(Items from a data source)
*** Begin section ***
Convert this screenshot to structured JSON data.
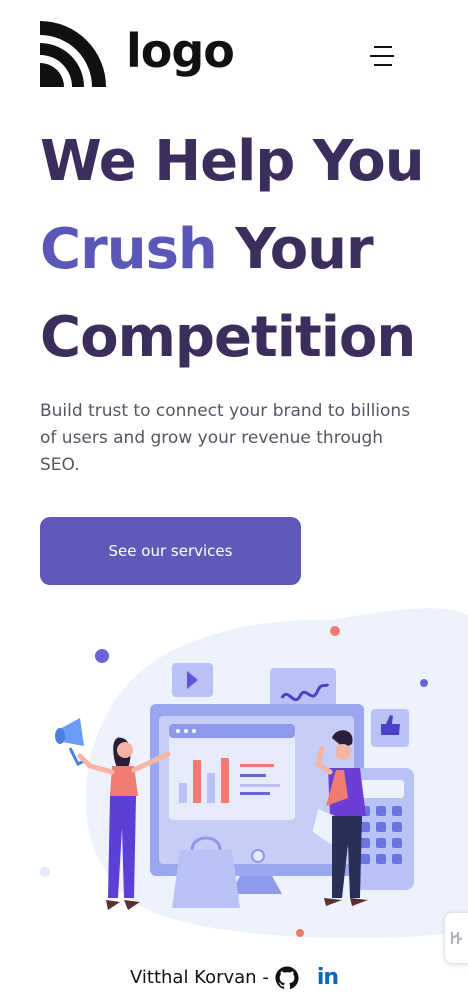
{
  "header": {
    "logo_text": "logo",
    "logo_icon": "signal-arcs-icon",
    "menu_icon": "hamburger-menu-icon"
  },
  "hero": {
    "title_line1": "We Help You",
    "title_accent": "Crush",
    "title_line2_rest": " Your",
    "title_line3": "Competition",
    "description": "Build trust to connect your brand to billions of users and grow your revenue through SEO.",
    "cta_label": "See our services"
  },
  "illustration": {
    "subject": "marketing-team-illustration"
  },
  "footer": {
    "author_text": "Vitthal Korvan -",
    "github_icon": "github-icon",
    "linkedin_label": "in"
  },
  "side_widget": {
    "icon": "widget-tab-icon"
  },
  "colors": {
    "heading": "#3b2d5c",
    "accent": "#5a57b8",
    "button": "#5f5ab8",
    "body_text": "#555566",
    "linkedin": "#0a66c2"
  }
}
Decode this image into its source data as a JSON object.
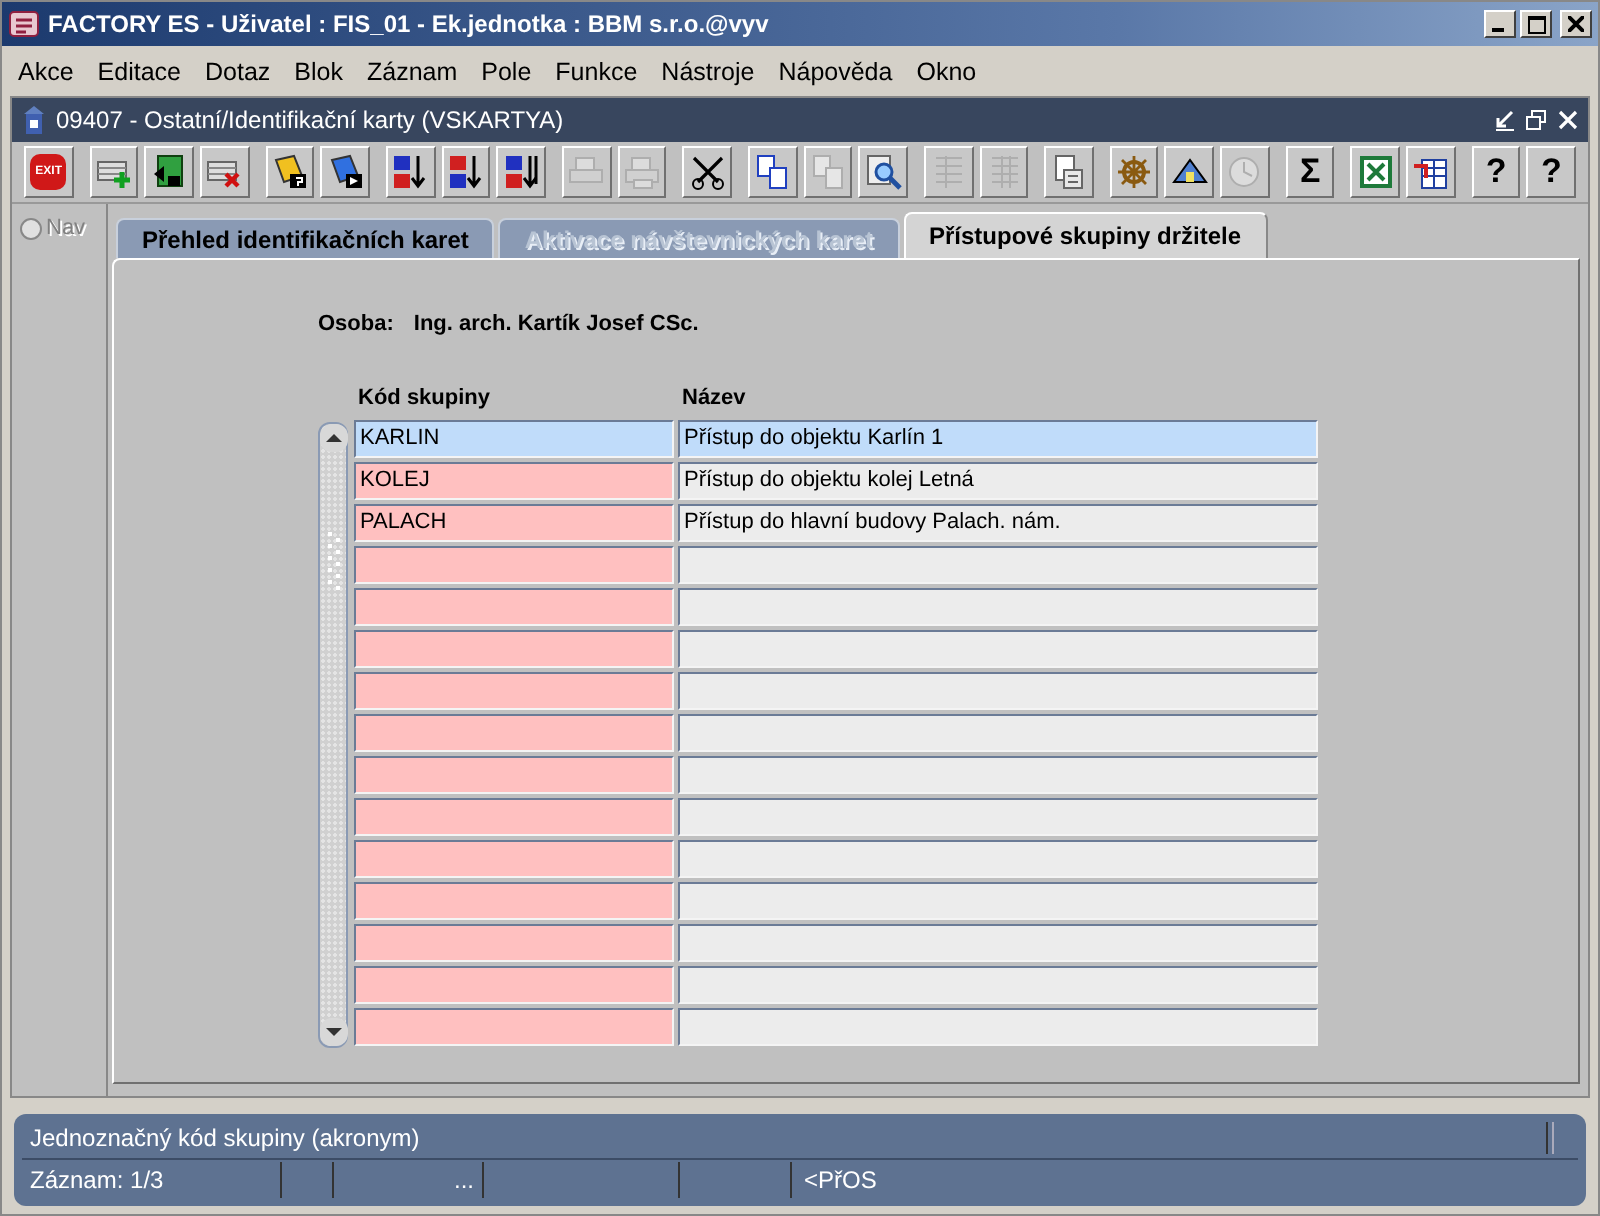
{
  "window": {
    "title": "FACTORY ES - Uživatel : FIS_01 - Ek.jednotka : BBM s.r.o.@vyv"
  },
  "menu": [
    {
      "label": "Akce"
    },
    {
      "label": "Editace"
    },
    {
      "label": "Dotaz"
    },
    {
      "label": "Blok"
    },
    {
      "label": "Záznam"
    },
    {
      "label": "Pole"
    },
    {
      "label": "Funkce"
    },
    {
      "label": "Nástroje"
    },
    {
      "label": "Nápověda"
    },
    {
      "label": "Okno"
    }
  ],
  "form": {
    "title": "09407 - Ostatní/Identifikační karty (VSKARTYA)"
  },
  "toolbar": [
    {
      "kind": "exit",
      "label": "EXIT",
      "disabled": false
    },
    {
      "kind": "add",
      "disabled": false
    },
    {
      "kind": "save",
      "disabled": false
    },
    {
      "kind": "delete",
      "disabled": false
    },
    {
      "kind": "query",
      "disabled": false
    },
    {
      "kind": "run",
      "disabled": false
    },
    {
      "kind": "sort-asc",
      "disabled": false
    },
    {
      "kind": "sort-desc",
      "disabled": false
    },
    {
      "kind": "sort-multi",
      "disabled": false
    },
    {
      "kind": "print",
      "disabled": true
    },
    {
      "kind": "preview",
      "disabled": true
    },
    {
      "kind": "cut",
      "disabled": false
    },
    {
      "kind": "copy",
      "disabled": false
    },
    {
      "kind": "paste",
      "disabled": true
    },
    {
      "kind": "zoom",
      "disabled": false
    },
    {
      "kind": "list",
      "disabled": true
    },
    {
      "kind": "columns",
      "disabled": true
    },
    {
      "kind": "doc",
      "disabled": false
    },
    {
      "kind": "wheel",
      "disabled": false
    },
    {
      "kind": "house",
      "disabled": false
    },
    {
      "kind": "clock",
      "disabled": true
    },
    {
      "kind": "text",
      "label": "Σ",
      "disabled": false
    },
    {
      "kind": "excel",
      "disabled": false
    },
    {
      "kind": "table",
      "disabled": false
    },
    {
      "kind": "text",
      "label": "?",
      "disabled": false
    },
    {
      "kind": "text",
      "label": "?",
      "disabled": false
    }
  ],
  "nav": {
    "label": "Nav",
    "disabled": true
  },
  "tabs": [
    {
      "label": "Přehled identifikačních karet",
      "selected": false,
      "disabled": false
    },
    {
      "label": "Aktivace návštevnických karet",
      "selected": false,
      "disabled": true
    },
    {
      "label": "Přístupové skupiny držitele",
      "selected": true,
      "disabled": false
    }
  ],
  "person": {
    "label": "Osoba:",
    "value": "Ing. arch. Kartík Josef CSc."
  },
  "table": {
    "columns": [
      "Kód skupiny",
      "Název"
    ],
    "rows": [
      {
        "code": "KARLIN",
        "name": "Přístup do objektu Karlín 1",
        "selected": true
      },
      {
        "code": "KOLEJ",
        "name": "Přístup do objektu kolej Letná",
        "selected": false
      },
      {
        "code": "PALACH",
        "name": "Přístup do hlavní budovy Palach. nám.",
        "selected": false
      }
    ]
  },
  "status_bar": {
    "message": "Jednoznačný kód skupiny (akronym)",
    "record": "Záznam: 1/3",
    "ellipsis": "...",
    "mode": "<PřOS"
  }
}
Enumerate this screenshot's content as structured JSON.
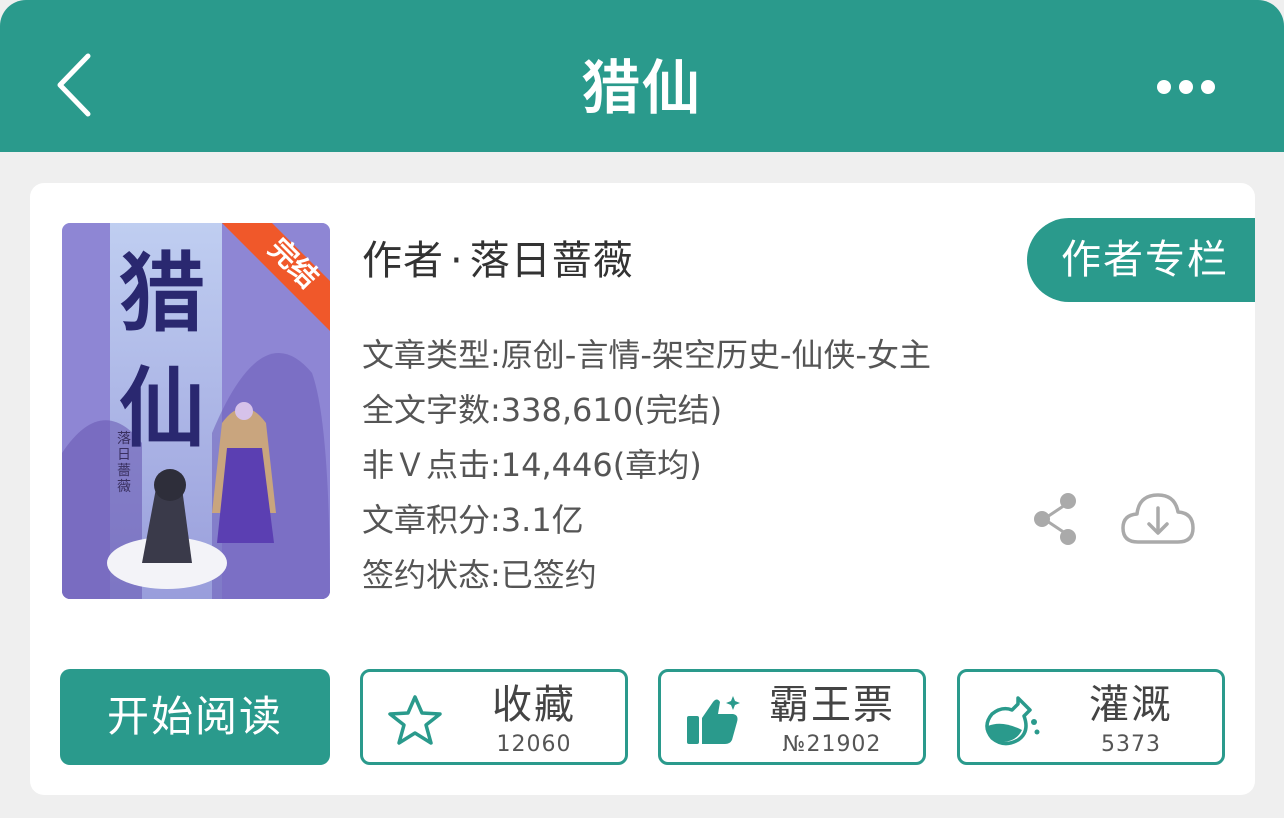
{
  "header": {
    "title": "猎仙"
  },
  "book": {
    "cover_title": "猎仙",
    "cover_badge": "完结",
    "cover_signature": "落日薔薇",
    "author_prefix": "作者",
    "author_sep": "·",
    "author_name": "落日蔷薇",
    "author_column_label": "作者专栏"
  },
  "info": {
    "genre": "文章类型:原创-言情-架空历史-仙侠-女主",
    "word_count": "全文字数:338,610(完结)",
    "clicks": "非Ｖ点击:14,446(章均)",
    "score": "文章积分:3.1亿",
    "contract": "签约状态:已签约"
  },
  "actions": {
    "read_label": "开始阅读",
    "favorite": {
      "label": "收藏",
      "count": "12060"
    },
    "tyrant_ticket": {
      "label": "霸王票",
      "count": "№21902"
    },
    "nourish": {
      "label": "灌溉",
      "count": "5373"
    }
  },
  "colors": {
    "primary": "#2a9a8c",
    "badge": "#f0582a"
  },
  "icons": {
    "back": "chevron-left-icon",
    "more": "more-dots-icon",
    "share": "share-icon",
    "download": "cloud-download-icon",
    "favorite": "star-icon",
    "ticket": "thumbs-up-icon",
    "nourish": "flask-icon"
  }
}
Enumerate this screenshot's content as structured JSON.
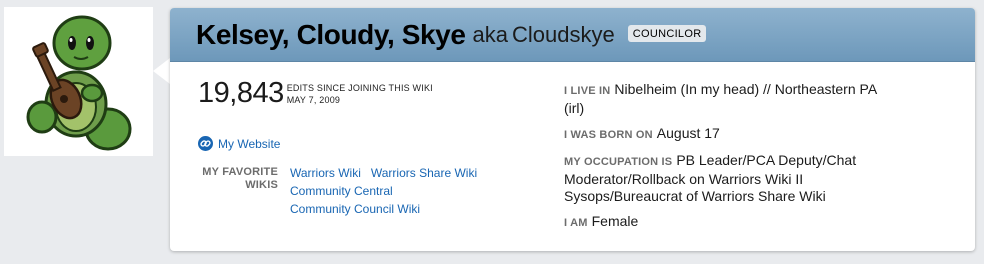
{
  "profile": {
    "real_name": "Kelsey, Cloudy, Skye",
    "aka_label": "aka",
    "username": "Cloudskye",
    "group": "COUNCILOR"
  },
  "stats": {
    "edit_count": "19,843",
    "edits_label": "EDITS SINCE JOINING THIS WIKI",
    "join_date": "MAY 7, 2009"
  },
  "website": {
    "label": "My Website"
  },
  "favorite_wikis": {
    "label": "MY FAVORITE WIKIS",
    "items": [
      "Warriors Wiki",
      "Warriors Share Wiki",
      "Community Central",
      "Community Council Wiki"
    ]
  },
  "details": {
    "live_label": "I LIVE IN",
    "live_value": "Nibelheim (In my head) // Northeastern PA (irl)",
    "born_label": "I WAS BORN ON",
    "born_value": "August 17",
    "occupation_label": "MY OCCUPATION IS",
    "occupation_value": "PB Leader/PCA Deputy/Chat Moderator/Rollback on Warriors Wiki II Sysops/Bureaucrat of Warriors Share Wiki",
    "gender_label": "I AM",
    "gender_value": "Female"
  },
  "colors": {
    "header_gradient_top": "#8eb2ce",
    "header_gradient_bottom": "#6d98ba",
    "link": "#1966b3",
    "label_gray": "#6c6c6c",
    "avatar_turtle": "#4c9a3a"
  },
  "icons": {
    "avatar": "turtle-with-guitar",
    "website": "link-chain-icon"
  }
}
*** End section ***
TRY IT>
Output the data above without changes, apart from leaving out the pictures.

ANSWER TO THIS TASK>
Convert this screenshot to structured JSON data.
{
  "header": {
    "logo_text": "logo",
    "logo_icon": "signal-arcs-icon",
    "menu_icon": "hamburger-menu-icon"
  },
  "hero": {
    "title_line1": "We Help You",
    "title_accent": "Crush",
    "title_line2_rest": " Your",
    "title_line3": "Competition",
    "description": "Build trust to connect your brand to billions of users and grow your revenue through SEO.",
    "cta_label": "See our services"
  },
  "illustration": {
    "subject": "marketing-team-illustration"
  },
  "footer": {
    "author_text": "Vitthal Korvan -",
    "github_icon": "github-icon",
    "linkedin_label": "in"
  },
  "side_widget": {
    "icon": "widget-tab-icon"
  },
  "colors": {
    "heading": "#3b2d5c",
    "accent": "#5a57b8",
    "button": "#5f5ab8",
    "body_text": "#555566",
    "linkedin": "#0a66c2"
  }
}
Decode this image into its source data as a JSON object.
{
  "window": {
    "title": "FACTORY ES - Uživatel : FIS_01 - Ek.jednotka : BBM s.r.o.@vyv"
  },
  "menu": [
    {
      "label": "Akce"
    },
    {
      "label": "Editace"
    },
    {
      "label": "Dotaz"
    },
    {
      "label": "Blok"
    },
    {
      "label": "Záznam"
    },
    {
      "label": "Pole"
    },
    {
      "label": "Funkce"
    },
    {
      "label": "Nástroje"
    },
    {
      "label": "Nápověda"
    },
    {
      "label": "Okno"
    }
  ],
  "form": {
    "title": "09407 - Ostatní/Identifikační karty (VSKARTYA)"
  },
  "toolbar": [
    {
      "kind": "exit",
      "label": "EXIT",
      "disabled": false
    },
    {
      "kind": "add",
      "disabled": false
    },
    {
      "kind": "save",
      "disabled": false
    },
    {
      "kind": "delete",
      "disabled": false
    },
    {
      "kind": "query",
      "disabled": false
    },
    {
      "kind": "run",
      "disabled": false
    },
    {
      "kind": "sort-asc",
      "disabled": false
    },
    {
      "kind": "sort-desc",
      "disabled": false
    },
    {
      "kind": "sort-multi",
      "disabled": false
    },
    {
      "kind": "print",
      "disabled": true
    },
    {
      "kind": "preview",
      "disabled": true
    },
    {
      "kind": "cut",
      "disabled": false
    },
    {
      "kind": "copy",
      "disabled": false
    },
    {
      "kind": "paste",
      "disabled": true
    },
    {
      "kind": "zoom",
      "disabled": false
    },
    {
      "kind": "list",
      "disabled": true
    },
    {
      "kind": "columns",
      "disabled": true
    },
    {
      "kind": "doc",
      "disabled": false
    },
    {
      "kind": "wheel",
      "disabled": false
    },
    {
      "kind": "house",
      "disabled": false
    },
    {
      "kind": "clock",
      "disabled": true
    },
    {
      "kind": "text",
      "label": "Σ",
      "disabled": false
    },
    {
      "kind": "excel",
      "disabled": false
    },
    {
      "kind": "table",
      "disabled": false
    },
    {
      "kind": "text",
      "label": "?",
      "disabled": false
    },
    {
      "kind": "text",
      "label": "?",
      "disabled": false
    }
  ],
  "nav": {
    "label": "Nav",
    "disabled": true
  },
  "tabs": [
    {
      "label": "Přehled identifikačních karet",
      "selected": false,
      "disabled": false
    },
    {
      "label": "Aktivace návštevnických karet",
      "selected": false,
      "disabled": true
    },
    {
      "label": "Přístupové skupiny držitele",
      "selected": true,
      "disabled": false
    }
  ],
  "person": {
    "label": "Osoba:",
    "value": "Ing. arch. Kartík Josef CSc."
  },
  "table": {
    "columns": [
      "Kód skupiny",
      "Název"
    ],
    "rows": [
      {
        "code": "KARLIN",
        "name": "Přístup do objektu Karlín 1",
        "selected": true
      },
      {
        "code": "KOLEJ",
        "name": "Přístup do objektu kolej Letná",
        "selected": false
      },
      {
        "code": "PALACH",
        "name": "Přístup do hlavní budovy Palach. nám.",
        "selected": false
      }
    ]
  },
  "status_bar": {
    "message": "Jednoznačný kód skupiny (akronym)",
    "record": "Záznam: 1/3",
    "ellipsis": "...",
    "mode": "<PřOS"
  }
}
Enumerate this screenshot's content as structured JSON.
{
  "header": {
    "title": "猎仙"
  },
  "book": {
    "cover_title": "猎仙",
    "cover_badge": "完结",
    "cover_signature": "落日薔薇",
    "author_prefix": "作者",
    "author_sep": "·",
    "author_name": "落日蔷薇",
    "author_column_label": "作者专栏"
  },
  "info": {
    "genre": "文章类型:原创-言情-架空历史-仙侠-女主",
    "word_count": "全文字数:338,610(完结)",
    "clicks": "非Ｖ点击:14,446(章均)",
    "score": "文章积分:3.1亿",
    "contract": "签约状态:已签约"
  },
  "actions": {
    "read_label": "开始阅读",
    "favorite": {
      "label": "收藏",
      "count": "12060"
    },
    "tyrant_ticket": {
      "label": "霸王票",
      "count": "№21902"
    },
    "nourish": {
      "label": "灌溉",
      "count": "5373"
    }
  },
  "colors": {
    "primary": "#2a9a8c",
    "badge": "#f0582a"
  },
  "icons": {
    "back": "chevron-left-icon",
    "more": "more-dots-icon",
    "share": "share-icon",
    "download": "cloud-download-icon",
    "favorite": "star-icon",
    "ticket": "thumbs-up-icon",
    "nourish": "flask-icon"
  }
}
Enumerate this screenshot's content as structured JSON.
{
  "profile": {
    "real_name": "Kelsey, Cloudy, Skye",
    "aka_label": "aka",
    "username": "Cloudskye",
    "group": "COUNCILOR"
  },
  "stats": {
    "edit_count": "19,843",
    "edits_label": "EDITS SINCE JOINING THIS WIKI",
    "join_date": "MAY 7, 2009"
  },
  "website": {
    "label": "My Website"
  },
  "favorite_wikis": {
    "label": "MY FAVORITE WIKIS",
    "items": [
      "Warriors Wiki",
      "Warriors Share Wiki",
      "Community Central",
      "Community Council Wiki"
    ]
  },
  "details": {
    "live_label": "I LIVE IN",
    "live_value": "Nibelheim (In my head) // Northeastern PA (irl)",
    "born_label": "I WAS BORN ON",
    "born_value": "August 17",
    "occupation_label": "MY OCCUPATION IS",
    "occupation_value": "PB Leader/PCA Deputy/Chat Moderator/Rollback on Warriors Wiki II Sysops/Bureaucrat of Warriors Share Wiki",
    "gender_label": "I AM",
    "gender_value": "Female"
  },
  "colors": {
    "header_gradient_top": "#8eb2ce",
    "header_gradient_bottom": "#6d98ba",
    "link": "#1966b3",
    "label_gray": "#6c6c6c",
    "avatar_turtle": "#4c9a3a"
  },
  "icons": {
    "avatar": "turtle-with-guitar",
    "website": "link-chain-icon"
  }
}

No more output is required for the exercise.